Argued December 4, 2014.
Complaint received and sworn to in the Bristol County Division of the Juvenile Court Department on September 28, 2012.
Indictments found and returned in the Superior Court Department on November 1, 2012.
A pretrial motion to suppress evidence was heard by Lawrence Moniz, J., in the Bristol County Division of the Juvenile Court Department.
An application for leave to prosecute an interlocutory appeal was allowed by Barbara A. Lenk, J., in the Supreme Judicial Court for the county of Suffolk, and the appeal was reported by her to the Appeals Court.
Tara L. Blackman, Assistant District Attorney, for the Commonwealth.
Joseph Maggiacomo, III, for the juvenile.
Present: Cohen, Fecteau, & Massing, JJ.
[28 N.E.3d 1174] Massing, J.
Following the execution of a search warrant, resulting in the discovery of a handgun and several bags of heroin in the defendant youthful offender's bedroom, the Taunton police arrested the juvenile and took him to the police station to question him about his suspected involvement in a shooting that took place on the railroad tracks near his home. Because he was sixteen years old, the police arranged for the juvenile's guardian to be present during questioning. A Juvenile Court judge found that the
juvenile validly waived his Miranda rights at the outset of questioning, but that the police failed to honor his mid-interview request to consult with his guardian. Accordingly, the judge denied the juvenile's motion to suppress statements made during the first part of the interview, but allowed the motion with respect to statements made after his request to consult.

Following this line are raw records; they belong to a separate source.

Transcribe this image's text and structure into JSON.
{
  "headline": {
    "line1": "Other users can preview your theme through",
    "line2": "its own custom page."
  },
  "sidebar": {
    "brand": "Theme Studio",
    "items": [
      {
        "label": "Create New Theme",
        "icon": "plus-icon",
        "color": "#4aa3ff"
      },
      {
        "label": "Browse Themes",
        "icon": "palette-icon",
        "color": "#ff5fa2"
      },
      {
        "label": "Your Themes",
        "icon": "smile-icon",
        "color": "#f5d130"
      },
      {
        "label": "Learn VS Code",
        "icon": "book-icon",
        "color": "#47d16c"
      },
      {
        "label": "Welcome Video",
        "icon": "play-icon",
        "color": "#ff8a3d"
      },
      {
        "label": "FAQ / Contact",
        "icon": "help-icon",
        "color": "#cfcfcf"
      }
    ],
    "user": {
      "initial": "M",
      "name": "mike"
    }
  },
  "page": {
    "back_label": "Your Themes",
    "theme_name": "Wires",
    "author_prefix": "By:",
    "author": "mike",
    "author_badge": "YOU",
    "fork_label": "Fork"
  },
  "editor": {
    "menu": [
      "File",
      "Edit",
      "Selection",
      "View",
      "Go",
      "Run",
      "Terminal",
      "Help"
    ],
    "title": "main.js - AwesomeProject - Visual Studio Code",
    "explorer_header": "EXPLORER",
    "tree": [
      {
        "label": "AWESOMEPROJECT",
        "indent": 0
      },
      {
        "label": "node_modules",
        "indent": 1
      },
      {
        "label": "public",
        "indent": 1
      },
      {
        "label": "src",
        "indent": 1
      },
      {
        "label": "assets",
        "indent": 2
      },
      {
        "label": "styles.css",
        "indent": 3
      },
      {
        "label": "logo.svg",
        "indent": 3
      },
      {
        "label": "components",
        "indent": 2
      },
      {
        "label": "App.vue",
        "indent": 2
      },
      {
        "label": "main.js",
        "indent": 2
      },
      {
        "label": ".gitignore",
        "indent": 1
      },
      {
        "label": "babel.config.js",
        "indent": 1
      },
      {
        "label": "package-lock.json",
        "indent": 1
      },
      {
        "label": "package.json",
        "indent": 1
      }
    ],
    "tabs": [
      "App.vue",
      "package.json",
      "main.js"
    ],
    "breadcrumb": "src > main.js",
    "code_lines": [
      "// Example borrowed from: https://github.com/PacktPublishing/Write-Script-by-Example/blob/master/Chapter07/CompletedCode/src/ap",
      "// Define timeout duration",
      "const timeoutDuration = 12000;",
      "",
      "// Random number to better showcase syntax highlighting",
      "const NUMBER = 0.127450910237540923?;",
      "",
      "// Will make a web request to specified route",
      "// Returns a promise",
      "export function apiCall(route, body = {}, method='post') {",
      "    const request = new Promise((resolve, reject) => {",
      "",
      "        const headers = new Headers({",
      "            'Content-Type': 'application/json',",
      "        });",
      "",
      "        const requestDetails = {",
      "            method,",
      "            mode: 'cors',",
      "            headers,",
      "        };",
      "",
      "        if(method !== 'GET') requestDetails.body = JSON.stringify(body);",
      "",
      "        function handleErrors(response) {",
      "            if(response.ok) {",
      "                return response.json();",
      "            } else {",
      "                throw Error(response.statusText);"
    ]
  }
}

We affirm.
The facts found by the judge at the hearing on the motion to suppress, as amplified by uncontested evidence presented at the hearing and by the contents of the videotaped interview, are as follows. On September 22, 2012, at approximately 8:30 p.m., two Taunton police officers went to the apartment where the juvenile lived with his guardian, Crystal Courtney, to execute a search warrant for [28 N.E.3d 1175] a firearm as part of an investigation into a shooting. After discovering a handgun and several glassine bags containing a substance that appeared to be heroin in the juvenile's bedroom, the officers arrested the juvenile and transported him to the police headquarters for questioning. The police advised Ms. Courtney that she could accompany the juvenile, who was sixteen years, ten months old at the time, to the station to act as an interested adult and brought her to the police station shortly after the juvenile's arrival.
At approximately 11:06 p.m., Detective Lynne Pina commenced a videorecorded interrogation of the juvenile in a small interview room at the station, assisted by Brian Dunham, another officer from the department. Pina gave the juvenile and Ms. Courtney a notification of rights form, read them the Miranda rights from the form, and gave them an opportunity to read it themselves. Neither Pina nor Dunham left the room. Without requesting an opportunity to speak to each other in private, the juvenile and his guardian signed the rights form.
Pina began the interview by questioning the juvenile about the night of the shooting. He initially denied any involvement. At approximately 11:31 p.m., ...